-- Opening Marker --

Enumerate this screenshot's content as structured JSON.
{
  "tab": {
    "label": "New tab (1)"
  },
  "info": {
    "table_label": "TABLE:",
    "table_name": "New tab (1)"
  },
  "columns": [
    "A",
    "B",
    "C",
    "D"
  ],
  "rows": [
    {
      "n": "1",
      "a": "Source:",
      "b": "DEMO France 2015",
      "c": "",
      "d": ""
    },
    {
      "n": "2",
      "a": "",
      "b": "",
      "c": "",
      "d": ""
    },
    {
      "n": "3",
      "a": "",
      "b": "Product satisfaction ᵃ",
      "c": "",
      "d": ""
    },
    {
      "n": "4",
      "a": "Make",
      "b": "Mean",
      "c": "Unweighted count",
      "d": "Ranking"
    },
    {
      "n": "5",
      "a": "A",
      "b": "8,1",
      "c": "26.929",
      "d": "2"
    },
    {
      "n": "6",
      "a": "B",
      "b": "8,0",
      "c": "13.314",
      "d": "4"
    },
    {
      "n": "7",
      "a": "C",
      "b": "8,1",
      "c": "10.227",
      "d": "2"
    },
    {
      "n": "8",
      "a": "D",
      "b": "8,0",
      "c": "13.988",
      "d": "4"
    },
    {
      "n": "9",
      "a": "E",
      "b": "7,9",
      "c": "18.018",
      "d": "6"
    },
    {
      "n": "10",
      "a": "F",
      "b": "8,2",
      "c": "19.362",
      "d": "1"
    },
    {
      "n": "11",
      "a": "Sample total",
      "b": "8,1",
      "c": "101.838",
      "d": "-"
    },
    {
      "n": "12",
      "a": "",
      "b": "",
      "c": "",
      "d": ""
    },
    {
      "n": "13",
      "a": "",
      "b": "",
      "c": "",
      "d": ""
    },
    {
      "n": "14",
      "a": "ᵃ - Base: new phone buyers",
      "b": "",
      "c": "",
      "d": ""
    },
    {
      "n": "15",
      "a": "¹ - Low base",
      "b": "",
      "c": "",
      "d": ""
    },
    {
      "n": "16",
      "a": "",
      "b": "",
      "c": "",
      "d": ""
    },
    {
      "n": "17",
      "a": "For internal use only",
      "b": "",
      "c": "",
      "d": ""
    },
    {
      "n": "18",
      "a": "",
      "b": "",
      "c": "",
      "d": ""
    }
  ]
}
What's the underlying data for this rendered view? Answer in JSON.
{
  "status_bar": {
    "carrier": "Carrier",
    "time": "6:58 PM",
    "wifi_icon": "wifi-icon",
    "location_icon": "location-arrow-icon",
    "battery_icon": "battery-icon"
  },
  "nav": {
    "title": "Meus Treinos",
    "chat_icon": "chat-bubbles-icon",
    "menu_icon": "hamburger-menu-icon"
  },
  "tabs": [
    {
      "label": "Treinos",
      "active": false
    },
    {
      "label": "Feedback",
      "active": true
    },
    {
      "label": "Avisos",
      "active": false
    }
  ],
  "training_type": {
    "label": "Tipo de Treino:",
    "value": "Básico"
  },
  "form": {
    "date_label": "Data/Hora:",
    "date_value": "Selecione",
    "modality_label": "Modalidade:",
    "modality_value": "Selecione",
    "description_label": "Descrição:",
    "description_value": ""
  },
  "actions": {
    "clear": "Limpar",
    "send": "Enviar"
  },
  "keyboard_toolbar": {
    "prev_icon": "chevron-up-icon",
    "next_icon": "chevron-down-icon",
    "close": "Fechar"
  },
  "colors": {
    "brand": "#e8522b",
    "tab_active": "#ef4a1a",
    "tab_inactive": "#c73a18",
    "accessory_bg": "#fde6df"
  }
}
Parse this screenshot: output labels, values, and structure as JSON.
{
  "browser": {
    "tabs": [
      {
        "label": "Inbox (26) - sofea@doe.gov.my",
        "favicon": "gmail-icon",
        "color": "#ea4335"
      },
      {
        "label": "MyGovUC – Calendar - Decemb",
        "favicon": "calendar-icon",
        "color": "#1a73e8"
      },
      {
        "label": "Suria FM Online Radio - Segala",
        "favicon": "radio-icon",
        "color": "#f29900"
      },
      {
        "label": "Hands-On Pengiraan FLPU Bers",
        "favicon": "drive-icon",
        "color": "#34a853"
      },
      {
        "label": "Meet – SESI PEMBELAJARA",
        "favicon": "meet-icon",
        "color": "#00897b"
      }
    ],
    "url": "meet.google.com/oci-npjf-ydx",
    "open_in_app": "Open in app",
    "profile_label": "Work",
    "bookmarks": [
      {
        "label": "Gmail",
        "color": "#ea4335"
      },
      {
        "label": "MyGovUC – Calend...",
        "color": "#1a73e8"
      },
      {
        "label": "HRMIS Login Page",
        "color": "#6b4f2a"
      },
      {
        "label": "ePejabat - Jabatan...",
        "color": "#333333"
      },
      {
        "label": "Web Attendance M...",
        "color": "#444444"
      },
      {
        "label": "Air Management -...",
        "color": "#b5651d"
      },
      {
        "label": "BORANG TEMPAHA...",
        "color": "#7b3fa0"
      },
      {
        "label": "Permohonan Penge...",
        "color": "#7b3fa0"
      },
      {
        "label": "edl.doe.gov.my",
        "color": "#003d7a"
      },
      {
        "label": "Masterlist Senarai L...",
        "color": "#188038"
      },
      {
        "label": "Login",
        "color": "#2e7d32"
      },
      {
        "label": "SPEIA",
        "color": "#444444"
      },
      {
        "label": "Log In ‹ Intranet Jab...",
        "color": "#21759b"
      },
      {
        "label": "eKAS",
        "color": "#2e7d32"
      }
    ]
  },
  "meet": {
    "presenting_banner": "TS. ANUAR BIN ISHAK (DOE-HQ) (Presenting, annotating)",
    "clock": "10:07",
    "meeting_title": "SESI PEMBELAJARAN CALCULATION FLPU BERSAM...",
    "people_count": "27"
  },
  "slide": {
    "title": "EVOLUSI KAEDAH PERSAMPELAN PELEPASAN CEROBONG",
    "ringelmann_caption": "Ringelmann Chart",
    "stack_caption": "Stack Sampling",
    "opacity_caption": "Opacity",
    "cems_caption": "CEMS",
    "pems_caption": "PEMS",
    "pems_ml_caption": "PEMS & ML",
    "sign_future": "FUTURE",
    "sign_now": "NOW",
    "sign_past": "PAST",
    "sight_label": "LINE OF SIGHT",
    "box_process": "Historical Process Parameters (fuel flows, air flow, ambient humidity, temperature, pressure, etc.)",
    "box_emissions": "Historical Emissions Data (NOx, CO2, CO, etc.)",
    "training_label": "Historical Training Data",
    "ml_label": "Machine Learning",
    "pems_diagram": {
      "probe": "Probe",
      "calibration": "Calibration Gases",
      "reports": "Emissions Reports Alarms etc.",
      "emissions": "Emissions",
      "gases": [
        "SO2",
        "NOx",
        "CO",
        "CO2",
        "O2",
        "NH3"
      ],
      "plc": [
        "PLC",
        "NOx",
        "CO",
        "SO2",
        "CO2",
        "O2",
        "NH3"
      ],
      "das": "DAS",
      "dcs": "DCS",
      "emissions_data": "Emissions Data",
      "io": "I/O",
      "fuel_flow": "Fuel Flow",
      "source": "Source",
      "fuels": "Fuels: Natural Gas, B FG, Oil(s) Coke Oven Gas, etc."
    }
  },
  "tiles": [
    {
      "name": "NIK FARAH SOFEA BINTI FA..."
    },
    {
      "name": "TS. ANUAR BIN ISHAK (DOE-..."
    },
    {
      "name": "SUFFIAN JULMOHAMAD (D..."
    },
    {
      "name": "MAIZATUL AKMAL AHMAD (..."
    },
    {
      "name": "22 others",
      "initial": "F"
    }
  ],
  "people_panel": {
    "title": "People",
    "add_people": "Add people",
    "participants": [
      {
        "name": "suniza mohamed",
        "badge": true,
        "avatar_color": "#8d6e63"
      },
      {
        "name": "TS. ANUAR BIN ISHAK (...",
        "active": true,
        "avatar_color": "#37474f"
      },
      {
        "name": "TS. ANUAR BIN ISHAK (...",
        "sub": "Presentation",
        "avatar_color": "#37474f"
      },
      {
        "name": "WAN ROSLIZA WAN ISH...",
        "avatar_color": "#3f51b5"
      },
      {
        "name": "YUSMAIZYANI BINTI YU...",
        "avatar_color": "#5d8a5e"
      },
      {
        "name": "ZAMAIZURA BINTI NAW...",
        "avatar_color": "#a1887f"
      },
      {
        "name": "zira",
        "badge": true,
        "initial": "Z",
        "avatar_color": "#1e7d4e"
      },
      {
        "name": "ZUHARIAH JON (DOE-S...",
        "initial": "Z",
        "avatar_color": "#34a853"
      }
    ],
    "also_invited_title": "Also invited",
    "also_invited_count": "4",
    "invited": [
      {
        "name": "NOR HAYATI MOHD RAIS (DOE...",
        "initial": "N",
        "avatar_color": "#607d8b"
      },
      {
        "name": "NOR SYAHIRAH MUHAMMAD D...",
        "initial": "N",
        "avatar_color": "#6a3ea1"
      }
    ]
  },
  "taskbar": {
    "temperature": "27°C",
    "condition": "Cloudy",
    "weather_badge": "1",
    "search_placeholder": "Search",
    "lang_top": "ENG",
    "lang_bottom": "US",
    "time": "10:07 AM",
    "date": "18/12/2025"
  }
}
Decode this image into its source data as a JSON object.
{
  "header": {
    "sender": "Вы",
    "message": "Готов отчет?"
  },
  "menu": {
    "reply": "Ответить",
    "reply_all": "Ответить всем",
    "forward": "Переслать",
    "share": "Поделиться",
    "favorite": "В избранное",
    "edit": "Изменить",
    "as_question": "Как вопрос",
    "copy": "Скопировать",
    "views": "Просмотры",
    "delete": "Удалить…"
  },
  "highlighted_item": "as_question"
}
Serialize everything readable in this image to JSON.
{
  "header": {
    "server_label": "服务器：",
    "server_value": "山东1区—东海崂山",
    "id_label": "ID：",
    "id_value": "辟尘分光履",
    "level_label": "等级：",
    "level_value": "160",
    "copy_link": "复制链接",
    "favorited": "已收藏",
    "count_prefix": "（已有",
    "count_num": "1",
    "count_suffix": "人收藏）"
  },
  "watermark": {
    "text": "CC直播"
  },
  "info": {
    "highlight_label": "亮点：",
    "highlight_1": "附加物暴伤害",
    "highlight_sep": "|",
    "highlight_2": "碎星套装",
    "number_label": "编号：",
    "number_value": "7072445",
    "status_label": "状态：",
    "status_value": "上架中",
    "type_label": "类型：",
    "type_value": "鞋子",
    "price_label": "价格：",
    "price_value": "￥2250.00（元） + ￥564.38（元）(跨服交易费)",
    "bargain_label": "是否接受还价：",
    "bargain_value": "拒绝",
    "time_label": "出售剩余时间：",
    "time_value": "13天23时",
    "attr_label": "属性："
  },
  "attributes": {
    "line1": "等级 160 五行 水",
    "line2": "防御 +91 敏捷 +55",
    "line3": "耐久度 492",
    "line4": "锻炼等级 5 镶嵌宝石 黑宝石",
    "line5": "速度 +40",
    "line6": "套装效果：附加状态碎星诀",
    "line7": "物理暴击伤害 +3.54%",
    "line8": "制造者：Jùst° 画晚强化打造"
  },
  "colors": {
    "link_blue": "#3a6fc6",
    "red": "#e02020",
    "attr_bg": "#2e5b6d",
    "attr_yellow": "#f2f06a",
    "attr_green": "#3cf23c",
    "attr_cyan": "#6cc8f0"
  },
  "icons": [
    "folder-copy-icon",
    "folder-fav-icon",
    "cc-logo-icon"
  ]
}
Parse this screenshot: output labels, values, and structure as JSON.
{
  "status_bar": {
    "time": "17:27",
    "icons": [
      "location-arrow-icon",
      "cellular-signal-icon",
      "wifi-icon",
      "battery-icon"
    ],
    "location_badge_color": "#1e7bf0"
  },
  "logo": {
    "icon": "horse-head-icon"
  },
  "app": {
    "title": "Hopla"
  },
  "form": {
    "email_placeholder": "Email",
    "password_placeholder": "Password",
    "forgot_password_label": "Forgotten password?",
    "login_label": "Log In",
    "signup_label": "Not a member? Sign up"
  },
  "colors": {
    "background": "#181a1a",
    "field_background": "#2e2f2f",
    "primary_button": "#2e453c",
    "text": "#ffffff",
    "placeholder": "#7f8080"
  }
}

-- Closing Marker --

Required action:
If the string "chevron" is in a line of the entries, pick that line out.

Solution to this exercise:
    "prev_icon": "chevron-up-icon",
    "next_icon": "chevron-down-icon",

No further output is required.